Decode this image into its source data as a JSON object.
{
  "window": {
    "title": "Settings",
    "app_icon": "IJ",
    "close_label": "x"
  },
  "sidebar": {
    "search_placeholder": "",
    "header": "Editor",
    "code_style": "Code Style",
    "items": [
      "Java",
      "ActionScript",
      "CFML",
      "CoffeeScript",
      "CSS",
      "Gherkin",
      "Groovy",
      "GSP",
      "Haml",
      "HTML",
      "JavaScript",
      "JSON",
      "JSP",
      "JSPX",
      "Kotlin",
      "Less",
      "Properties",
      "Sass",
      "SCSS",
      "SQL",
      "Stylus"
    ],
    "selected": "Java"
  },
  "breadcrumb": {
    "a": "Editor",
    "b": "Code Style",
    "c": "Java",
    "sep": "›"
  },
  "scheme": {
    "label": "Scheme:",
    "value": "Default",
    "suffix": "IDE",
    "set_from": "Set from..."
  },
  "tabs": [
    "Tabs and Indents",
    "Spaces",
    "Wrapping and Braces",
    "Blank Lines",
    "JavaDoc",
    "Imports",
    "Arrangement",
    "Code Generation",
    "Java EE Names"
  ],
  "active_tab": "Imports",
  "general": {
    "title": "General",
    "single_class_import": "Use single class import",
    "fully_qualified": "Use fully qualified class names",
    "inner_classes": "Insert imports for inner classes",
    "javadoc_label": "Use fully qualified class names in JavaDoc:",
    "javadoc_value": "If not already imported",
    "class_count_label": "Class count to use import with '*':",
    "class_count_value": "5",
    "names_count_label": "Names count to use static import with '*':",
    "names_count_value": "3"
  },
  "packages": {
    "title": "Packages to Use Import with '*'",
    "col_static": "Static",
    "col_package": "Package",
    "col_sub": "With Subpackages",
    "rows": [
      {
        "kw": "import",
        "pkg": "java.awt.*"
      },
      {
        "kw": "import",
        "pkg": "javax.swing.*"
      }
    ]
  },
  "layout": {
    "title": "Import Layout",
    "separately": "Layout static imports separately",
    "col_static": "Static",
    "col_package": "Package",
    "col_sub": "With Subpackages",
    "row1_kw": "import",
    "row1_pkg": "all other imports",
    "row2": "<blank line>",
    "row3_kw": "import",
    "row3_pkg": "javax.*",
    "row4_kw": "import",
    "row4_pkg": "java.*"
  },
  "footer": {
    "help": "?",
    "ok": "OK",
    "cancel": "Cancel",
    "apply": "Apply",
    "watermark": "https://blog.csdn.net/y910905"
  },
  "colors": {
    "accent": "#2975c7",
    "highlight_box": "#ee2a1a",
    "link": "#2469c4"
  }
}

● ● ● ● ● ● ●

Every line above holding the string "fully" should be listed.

    "fully_qualified": "Use fully qualified class names",
    "javadoc_label": "Use fully qualified class names in JavaDoc:",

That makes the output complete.